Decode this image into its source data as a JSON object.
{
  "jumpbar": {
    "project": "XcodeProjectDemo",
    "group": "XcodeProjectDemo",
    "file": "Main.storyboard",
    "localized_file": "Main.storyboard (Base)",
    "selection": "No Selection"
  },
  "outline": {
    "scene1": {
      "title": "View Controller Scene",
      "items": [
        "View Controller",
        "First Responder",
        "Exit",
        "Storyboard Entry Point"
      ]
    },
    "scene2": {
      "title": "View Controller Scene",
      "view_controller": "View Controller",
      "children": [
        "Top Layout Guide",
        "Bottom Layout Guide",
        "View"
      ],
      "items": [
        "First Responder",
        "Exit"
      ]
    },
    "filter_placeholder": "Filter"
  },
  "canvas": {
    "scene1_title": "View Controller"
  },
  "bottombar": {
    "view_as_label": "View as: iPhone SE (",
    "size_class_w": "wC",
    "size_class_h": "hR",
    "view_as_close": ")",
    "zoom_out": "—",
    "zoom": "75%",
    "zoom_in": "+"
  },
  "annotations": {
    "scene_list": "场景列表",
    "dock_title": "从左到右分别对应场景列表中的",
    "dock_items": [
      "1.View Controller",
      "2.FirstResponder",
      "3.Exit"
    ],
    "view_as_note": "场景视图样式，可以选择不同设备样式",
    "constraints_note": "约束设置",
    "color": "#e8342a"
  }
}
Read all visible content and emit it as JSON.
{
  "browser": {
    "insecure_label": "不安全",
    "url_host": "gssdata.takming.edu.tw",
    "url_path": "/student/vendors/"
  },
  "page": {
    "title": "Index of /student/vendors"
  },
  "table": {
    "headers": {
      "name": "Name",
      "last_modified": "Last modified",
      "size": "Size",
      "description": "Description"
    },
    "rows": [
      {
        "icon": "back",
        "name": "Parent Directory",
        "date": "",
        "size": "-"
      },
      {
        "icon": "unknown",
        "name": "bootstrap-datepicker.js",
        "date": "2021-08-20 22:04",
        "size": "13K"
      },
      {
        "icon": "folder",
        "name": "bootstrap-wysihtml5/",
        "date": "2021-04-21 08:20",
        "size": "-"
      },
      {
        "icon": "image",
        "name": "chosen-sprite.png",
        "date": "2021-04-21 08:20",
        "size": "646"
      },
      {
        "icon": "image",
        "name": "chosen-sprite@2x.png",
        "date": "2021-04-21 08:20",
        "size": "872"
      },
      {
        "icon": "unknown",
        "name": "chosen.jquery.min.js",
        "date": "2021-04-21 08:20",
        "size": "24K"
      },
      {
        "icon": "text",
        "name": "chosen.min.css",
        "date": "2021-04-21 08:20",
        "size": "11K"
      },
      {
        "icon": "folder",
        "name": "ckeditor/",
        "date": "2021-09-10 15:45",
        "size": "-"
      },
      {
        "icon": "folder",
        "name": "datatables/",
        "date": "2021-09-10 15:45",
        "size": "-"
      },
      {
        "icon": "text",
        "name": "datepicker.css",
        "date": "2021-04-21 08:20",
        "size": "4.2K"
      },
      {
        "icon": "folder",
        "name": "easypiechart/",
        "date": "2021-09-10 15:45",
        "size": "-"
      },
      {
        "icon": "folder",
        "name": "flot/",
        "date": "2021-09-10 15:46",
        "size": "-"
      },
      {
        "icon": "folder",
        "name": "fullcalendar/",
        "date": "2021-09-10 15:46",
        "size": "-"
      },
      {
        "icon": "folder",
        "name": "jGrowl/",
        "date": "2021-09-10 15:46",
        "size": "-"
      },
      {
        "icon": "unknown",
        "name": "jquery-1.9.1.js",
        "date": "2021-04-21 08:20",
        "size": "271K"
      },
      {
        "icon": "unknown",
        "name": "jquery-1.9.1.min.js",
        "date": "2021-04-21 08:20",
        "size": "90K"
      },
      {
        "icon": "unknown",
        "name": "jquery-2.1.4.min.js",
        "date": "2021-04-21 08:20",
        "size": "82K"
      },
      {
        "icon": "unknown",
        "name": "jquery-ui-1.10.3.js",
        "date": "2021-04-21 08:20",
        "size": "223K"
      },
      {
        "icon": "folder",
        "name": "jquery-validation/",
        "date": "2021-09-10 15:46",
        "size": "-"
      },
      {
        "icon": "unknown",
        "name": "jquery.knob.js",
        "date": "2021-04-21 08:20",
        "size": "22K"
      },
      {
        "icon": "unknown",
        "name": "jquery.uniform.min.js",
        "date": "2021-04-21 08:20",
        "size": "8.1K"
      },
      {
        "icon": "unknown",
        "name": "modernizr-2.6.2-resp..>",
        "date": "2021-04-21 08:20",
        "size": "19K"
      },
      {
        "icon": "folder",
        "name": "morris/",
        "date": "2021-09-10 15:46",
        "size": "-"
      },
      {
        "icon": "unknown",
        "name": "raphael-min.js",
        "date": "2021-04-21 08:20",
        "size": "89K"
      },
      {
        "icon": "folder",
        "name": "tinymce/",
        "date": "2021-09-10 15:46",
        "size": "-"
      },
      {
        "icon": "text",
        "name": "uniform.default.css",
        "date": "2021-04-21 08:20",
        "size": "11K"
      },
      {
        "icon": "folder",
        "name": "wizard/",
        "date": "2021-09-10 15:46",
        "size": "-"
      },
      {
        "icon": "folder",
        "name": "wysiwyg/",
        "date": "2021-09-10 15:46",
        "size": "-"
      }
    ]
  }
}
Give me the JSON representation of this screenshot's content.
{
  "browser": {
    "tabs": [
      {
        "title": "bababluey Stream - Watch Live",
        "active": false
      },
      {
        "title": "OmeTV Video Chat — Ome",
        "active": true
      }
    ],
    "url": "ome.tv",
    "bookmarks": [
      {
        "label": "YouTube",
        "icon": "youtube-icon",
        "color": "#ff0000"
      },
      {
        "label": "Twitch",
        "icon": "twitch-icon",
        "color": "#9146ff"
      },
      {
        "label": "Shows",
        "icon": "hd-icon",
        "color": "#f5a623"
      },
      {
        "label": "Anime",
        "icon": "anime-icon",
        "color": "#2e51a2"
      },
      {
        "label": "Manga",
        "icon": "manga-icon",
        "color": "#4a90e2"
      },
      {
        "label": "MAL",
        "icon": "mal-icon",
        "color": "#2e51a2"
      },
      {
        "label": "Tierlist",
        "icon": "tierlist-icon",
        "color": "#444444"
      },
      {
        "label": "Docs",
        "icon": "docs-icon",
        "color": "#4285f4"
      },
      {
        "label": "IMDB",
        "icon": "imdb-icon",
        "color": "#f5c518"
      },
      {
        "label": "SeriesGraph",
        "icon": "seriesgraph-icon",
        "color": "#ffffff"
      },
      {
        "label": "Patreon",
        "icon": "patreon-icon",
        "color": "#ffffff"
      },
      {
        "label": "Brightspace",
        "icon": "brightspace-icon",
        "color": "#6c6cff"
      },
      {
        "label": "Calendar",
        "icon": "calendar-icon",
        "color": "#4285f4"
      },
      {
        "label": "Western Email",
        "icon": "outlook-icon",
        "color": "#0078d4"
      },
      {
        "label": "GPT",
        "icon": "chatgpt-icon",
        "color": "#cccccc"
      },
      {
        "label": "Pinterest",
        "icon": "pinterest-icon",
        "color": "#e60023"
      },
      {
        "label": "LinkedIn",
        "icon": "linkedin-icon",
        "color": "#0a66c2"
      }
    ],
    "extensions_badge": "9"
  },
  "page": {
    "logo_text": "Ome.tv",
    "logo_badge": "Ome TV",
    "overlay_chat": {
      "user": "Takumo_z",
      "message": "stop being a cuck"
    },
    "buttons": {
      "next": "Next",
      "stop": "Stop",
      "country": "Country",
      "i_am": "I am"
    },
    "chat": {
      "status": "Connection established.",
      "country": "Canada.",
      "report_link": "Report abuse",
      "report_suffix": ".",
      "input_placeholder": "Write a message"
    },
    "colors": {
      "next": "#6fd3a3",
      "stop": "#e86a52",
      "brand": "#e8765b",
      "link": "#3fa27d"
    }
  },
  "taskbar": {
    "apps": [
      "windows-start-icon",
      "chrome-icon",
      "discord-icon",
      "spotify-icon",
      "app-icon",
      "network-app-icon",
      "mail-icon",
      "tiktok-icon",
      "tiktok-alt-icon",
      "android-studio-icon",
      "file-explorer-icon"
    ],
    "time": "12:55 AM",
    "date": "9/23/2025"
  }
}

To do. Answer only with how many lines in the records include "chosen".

Exercise output. 4